The Supreme Court of Florida recently ruled that the state’s “stand your ground” law will protect police officers in addition to private citizens. According to CNN, this ruling could make it more difficult to prosecute police officers in shooting cases.
The Stand Your Ground law, which protects people who shoot another person in self-defence, came to national attention following the death of 17-year-old black teen Trayvon Martin in 2012. The law in Florida basically offers immunity to those who are able to claim that they killed another person in an act of self defence, according to The New York Times. A successful claim in the pretrial phase of a case means that the defendant can completely avoid prosecution, as The Times explained. Before, only private citizens were allowed to claim Stand Your Ground immunity, but now police officers will be able to claim immunity too.
“Simply put, a law enforcement officer is a ‘person’ whether on duty or off, and irrespective of whether the officer is making an arrest,” said Florida Justice Alan Lawsone about the 7-0 decision, according to ABC News. “In common understanding, ‘person’ refers to a ‘human being,’ which is not occupation-specific and plainly includes human beings serving as law enforcement officers.”
It was already extremely rare for police officers to get criminally charged in Florida. It's now likely to be even rarer. Another police officer in Palm Beach Gardens saw his Stand Your Ground claim denied this year. His trial is coming soon.
— Frances Robles (@FrancesRobles) December 14, 2018
The ruling is part of a 2013 shooting in which Broward County deputy Peter Peraza killed 33-year-old black computer engineer Jermaine McBean. He was reportedly walking down a street in Fort Lauderdale and carrying an air rifle on his shoulders. According to The New York Times, Peraza said under oath that he shot McBean after his orders to drop the rifle were ignored. He also said that there had been nothing stopping McBean from following his orders, and he believed that McBean was aiming the rifle at him. The Times later revealed through photographic evidence that McBean had earbuds in when Peraza shot him. This directly went against the police officer’s sworn testimony. The disposition also found that McBean was mentally ill and didn’t have the rifle loaded.
According to The New York Times, the grand jury indicted Peraza for manslaughter. But his case never went to trial because Peraza was able to claim immunity under the Stand Your Ground law. The state appealed Peraza’s immunity, and the case eventually went to the state’s Supreme Court.
“Every unscrupulous law enforcement officer in Florida who kills a civilian now in suspicious circumstances will say he feared for his life, and even with eyewitnesses saying otherwise he walks and can’t be arrested or charged or brought to trial after this decision,” said David Schoen, who is the lawyer representing McBean’s family, to The Times. “It’s an injustice, it really is.”
The ruling has some serious repercussions.

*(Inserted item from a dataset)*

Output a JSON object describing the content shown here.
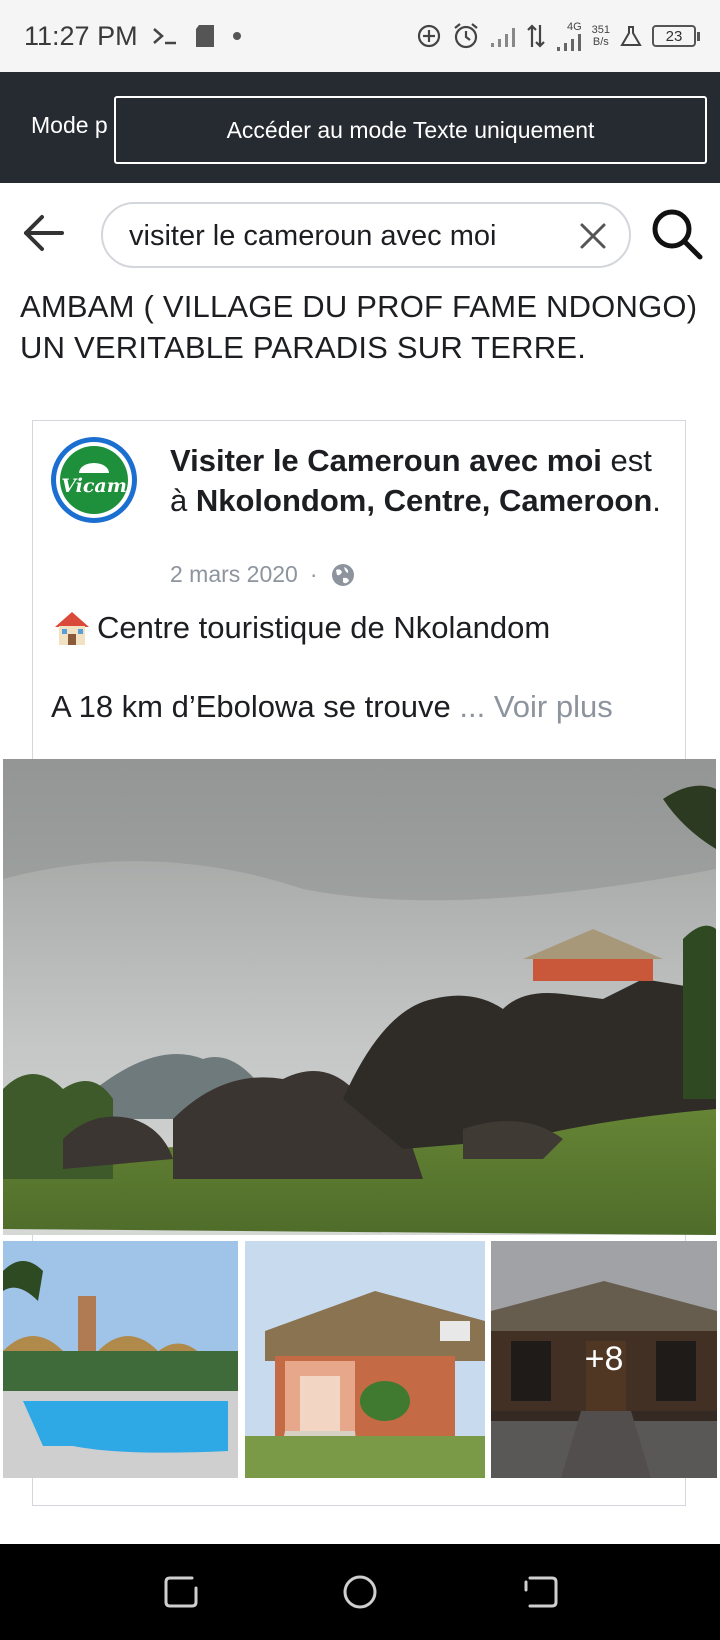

Specifically, it shifts the power from juries to elected local judges in the court. As The Times explained, judges often rely on the support of police officers to win elections and now a jury might not get the chance to hear disputed evidence.